We need to repent because we have sinned as Jews, because we have been covenantally unfaithful to the God of Israel, in addition to what we have already repented of, our dishonoring the God of our ancestors in rejecting the Messiah whom he sent.
What should we do when we meet Jews who are endeavoring to be covenantally faithful. Should we call them to embrace the Messiah whom God sent? Absolutely! But we should also commend, applausd and imitate them in their pursuit of Jewish covenant faithfulness. This is not generally the way we go about things! Not only are religious Jews doing what they should be doing: They are doing what we should be doing.
We must overcome the post-second century reflex of commending the gospel by downgrading Judaism. Rather, we should be telling our people about Yeshua because we have been commanded to do so and because he IS the Messiah whom God sent, and it is a sin, yes, but more than that, a scandal and insult to the Holy One when Jews fail to welcome him, just as it is a sin, scandal and insult to the Holy One when Messianic Jews imagine we can repent without returning to obeying the Torah,mitzvot, chukkim and mishpatim we have neglected, disparaged, and broken.
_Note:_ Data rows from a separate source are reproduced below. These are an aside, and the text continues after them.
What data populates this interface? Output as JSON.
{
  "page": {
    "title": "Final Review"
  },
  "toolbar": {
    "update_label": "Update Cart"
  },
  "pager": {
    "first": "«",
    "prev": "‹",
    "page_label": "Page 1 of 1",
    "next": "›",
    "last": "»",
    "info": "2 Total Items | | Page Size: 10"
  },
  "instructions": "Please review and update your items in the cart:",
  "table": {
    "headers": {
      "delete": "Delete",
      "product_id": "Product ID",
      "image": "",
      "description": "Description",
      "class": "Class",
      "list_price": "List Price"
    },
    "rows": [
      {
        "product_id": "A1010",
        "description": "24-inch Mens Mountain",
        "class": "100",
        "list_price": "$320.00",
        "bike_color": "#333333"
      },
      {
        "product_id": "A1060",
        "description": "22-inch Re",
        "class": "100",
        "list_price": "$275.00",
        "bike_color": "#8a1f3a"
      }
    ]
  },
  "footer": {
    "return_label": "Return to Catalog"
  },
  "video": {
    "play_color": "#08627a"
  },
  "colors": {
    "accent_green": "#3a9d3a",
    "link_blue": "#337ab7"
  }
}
You can’t have repentence unles you begin to do the things you confessed having failed to do–God’s commands to us!
I also suggest that we need to jettison couching our message in an “avoid-hell find-heaven mode. ” Even though this approach is a non-negotiable for the Jewish missions movement and for many if not for most Messianic Jews, it is not once demonstrated in the sermons of the apostles. It is not the way they motivated themselves or sought to motivate others.
Some time ago, when I was speaking at a well-known missions think-tank/training center, I was asked what I would say to a hasidic Jewish man my questioner had met at an airport. Here is what I would say: “Sir, if you believe that Yeshua is not the Messiah, then you had better make absolutely certain of it. For if He is, and you do not embrace him, then every day you dishonor the God whom you serve.”
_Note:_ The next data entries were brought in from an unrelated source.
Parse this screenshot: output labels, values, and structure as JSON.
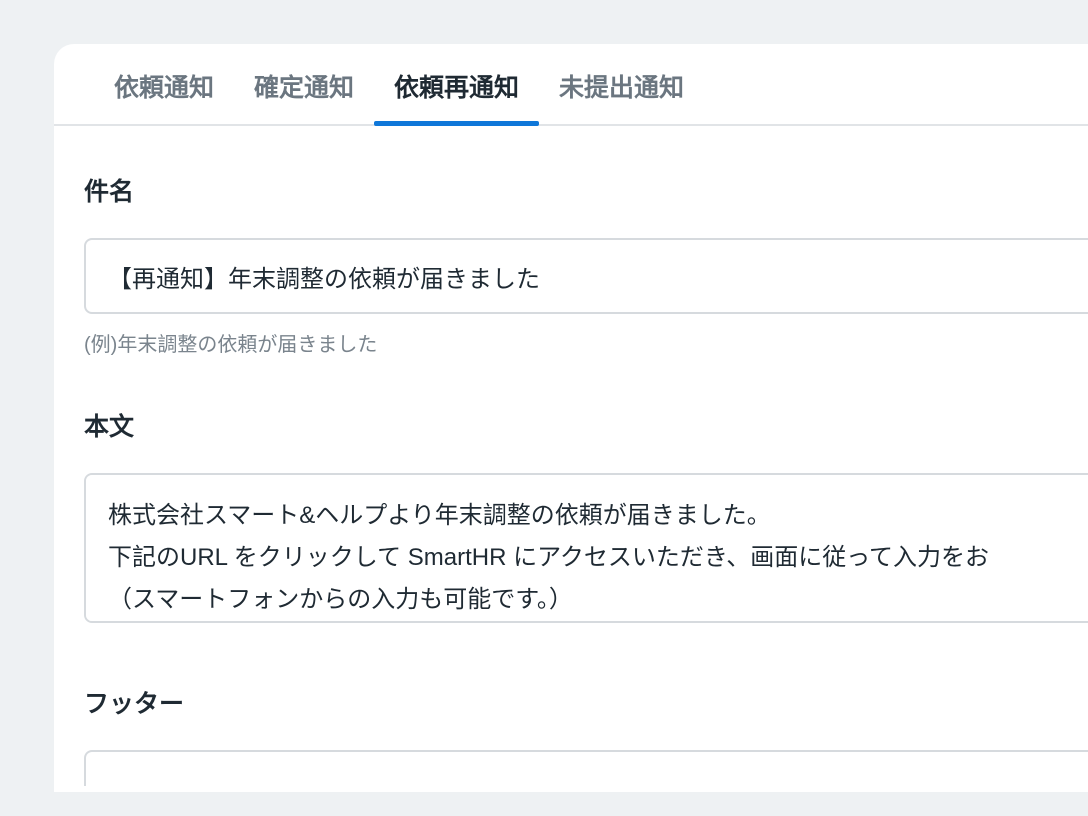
{
  "tabs": [
    {
      "label": "依頼通知",
      "active": false
    },
    {
      "label": "確定通知",
      "active": false
    },
    {
      "label": "依頼再通知",
      "active": true
    },
    {
      "label": "未提出通知",
      "active": false
    }
  ],
  "sections": {
    "subject": {
      "label": "件名",
      "value": "【再通知】年末調整の依頼が届きました",
      "hint": "(例)年末調整の依頼が届きました"
    },
    "body": {
      "label": "本文",
      "value": "株式会社スマート&ヘルプより年末調整の依頼が届きました。\n下記のURL をクリックして SmartHR にアクセスいただき、画面に従って入力をお\n（スマートフォンからの入力も可能です。）"
    },
    "footer": {
      "label": "フッター",
      "value": ""
    }
  }
}
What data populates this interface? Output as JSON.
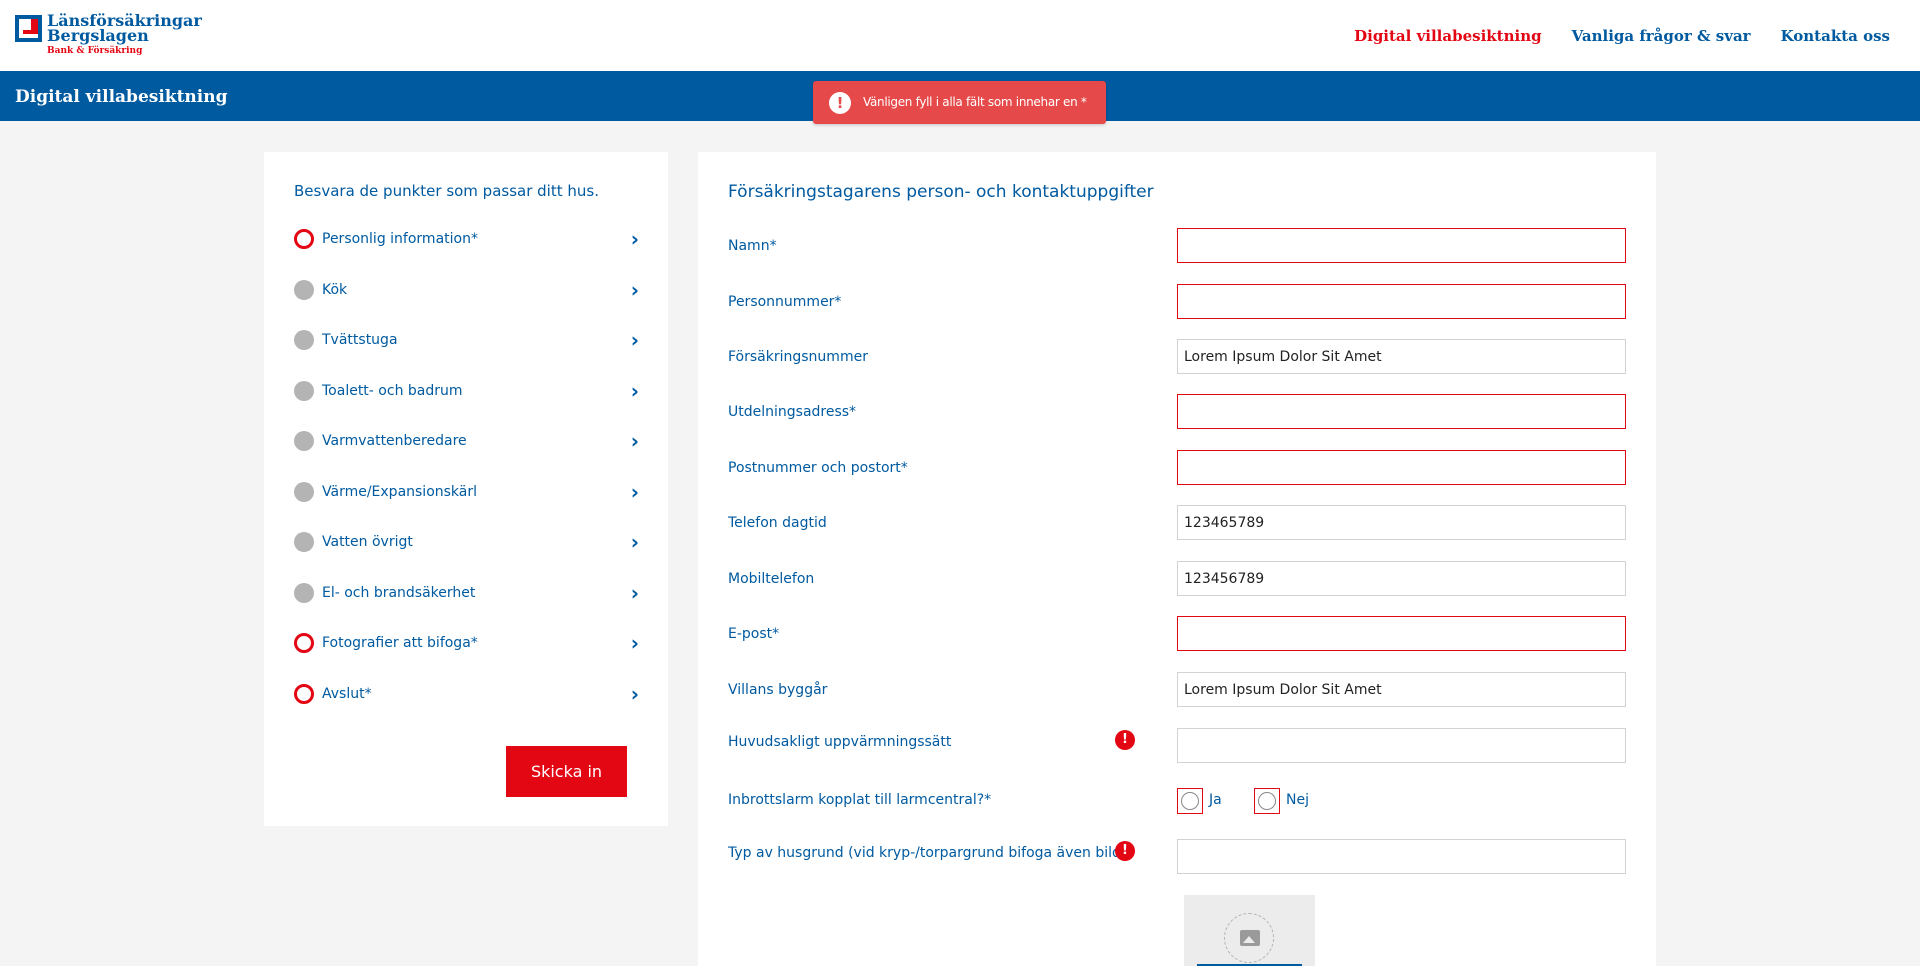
{
  "header": {
    "logo_name_line1": "Länsförsäkringar",
    "logo_name_line2": "Bergslagen",
    "logo_sub": "Bank & Försäkring",
    "nav": [
      "Digital villabesiktning",
      "Vanliga frågor & svar",
      "Kontakta oss"
    ],
    "nav_active_index": 0
  },
  "banner": {
    "title": "Digital villabesiktning"
  },
  "toast": {
    "icon": "exclamation-icon",
    "text": "Vänligen fyll i alla fält som innehar en *"
  },
  "sidebar": {
    "title": "Besvara de punkter som passar ditt hus.",
    "items": [
      {
        "label": "Personlig information*",
        "status": "required"
      },
      {
        "label": "Kök",
        "status": "neutral"
      },
      {
        "label": "Tvättstuga",
        "status": "neutral"
      },
      {
        "label": "Toalett- och badrum",
        "status": "neutral"
      },
      {
        "label": "Varmvattenberedare",
        "status": "neutral"
      },
      {
        "label": "Värme/Expansionskärl",
        "status": "neutral"
      },
      {
        "label": "Vatten övrigt",
        "status": "neutral"
      },
      {
        "label": "El- och brandsäkerhet",
        "status": "neutral"
      },
      {
        "label": "Fotografier att bifoga*",
        "status": "required"
      },
      {
        "label": "Avslut*",
        "status": "required"
      }
    ],
    "submit_label": "Skicka in"
  },
  "form": {
    "title": "Försäkringstagarens person- och kontaktuppgifter",
    "fields": {
      "namn": {
        "label": "Namn*",
        "value": ""
      },
      "personnummer": {
        "label": "Personnummer*",
        "value": ""
      },
      "forsakringsnummer": {
        "label": "Försäkringsnummer",
        "value": "Lorem Ipsum Dolor Sit Amet"
      },
      "utdelningsadress": {
        "label": "Utdelningsadress*",
        "value": ""
      },
      "postnummer": {
        "label": "Postnummer och postort*",
        "value": ""
      },
      "telefon": {
        "label": "Telefon dagtid",
        "value": "123465789"
      },
      "mobil": {
        "label": "Mobiltelefon",
        "value": "123456789"
      },
      "epost": {
        "label": "E-post*",
        "value": ""
      },
      "byggar": {
        "label": "Villans byggår",
        "value": "Lorem Ipsum Dolor Sit Amet"
      },
      "uppvarmning": {
        "label": "Huvudsakligt uppvärmningssätt",
        "value": ""
      },
      "husgrund": {
        "label": "Typ av husgrund (vid kryp-/torpargrund bifoga även bild)",
        "value": ""
      }
    },
    "larm": {
      "label": "Inbrottslarm kopplat till larmcentral?*",
      "options": [
        "Ja",
        "Nej"
      ]
    },
    "upload_icon": "image-icon",
    "colors": {
      "brand_blue": "#005aa0",
      "brand_red": "#e30613",
      "toast_red": "#e64949"
    }
  }
}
Because of who he is, faithful Jews should believe in Yeshua. And in the nature of the case, Jews should also seek communally and individually to live faithful to our covenantal obligations. Anything less, is sin. And that includes the Messianic Jewish Movement. And I say all of this not by way of scolding anyone, but of making an appeal. These are things I believe in because I can’t get around what our Scriptures say to us. How about you?